MATERIAL SUPPLIED:
====
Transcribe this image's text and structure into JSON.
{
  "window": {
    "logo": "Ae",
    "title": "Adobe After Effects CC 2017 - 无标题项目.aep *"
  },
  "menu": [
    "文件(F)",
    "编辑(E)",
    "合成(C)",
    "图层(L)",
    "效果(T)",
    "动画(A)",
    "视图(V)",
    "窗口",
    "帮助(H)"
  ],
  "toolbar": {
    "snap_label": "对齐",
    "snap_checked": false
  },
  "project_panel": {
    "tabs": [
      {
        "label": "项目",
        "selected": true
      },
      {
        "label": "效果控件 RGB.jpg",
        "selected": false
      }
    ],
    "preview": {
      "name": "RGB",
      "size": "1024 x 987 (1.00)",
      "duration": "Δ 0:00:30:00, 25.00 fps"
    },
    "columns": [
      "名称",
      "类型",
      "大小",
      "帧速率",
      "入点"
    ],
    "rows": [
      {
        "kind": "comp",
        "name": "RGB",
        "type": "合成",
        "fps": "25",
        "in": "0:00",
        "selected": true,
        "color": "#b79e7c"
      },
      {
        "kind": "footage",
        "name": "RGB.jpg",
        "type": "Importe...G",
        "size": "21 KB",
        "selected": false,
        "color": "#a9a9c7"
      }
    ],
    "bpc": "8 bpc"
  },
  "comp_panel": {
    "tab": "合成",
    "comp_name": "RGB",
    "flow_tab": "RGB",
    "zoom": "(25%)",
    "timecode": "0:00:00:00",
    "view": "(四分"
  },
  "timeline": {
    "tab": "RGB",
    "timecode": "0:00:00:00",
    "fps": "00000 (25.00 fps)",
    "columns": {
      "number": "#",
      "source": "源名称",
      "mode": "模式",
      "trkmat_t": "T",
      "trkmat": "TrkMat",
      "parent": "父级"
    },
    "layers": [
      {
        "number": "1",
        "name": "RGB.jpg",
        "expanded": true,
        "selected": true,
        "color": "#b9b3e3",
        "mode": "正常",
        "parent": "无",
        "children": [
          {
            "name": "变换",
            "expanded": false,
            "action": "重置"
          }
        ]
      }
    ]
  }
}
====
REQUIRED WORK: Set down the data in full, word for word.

RESPONSE TO THE EXERCISE:
Transcribe this image's text and structure into JSON.
{
  "window": {
    "logo": "Ae",
    "title": "Adobe After Effects CC 2017 - 无标题项目.aep *"
  },
  "menu": [
    "文件(F)",
    "编辑(E)",
    "合成(C)",
    "图层(L)",
    "效果(T)",
    "动画(A)",
    "视图(V)",
    "窗口",
    "帮助(H)"
  ],
  "toolbar": {
    "snap_label": "对齐",
    "snap_checked": false
  },
  "project_panel": {
    "tabs": [
      {
        "label": "项目",
        "selected": true
      },
      {
        "label": "效果控件 RGB.jpg",
        "selected": false
      }
    ],
    "preview": {
      "name": "RGB",
      "size": "1024 x 987 (1.00)",
      "duration": "Δ 0:00:30:00, 25.00 fps"
    },
    "columns": [
      "名称",
      "类型",
      "大小",
      "帧速率",
      "入点"
    ],
    "rows": [
      {
        "kind": "comp",
        "name": "RGB",
        "type": "合成",
        "fps": "25",
        "in": "0:00",
        "selected": true,
        "color": "#b79e7c"
      },
      {
        "kind": "footage",
        "name": "RGB.jpg",
        "type": "Importe...G",
        "size": "21 KB",
        "selected": false,
        "color": "#a9a9c7"
      }
    ],
    "bpc": "8 bpc"
  },
  "comp_panel": {
    "tab": "合成",
    "comp_name": "RGB",
    "flow_tab": "RGB",
    "zoom": "(25%)",
    "timecode": "0:00:00:00",
    "view": "(四分"
  },
  "timeline": {
    "tab": "RGB",
    "timecode": "0:00:00:00",
    "fps": "00000 (25.00 fps)",
    "columns": {
      "number": "#",
      "source": "源名称",
      "mode": "模式",
      "trkmat_t": "T",
      "trkmat": "TrkMat",
      "parent": "父级"
    },
    "layers": [
      {
        "number": "1",
        "name": "RGB.jpg",
        "expanded": true,
        "selected": true,
        "color": "#b9b3e3",
        "mode": "正常",
        "parent": "无",
        "children": [
          {
            "name": "变换",
            "expanded": false,
            "action": "重置"
          }
        ]
      }
    ]
  }
}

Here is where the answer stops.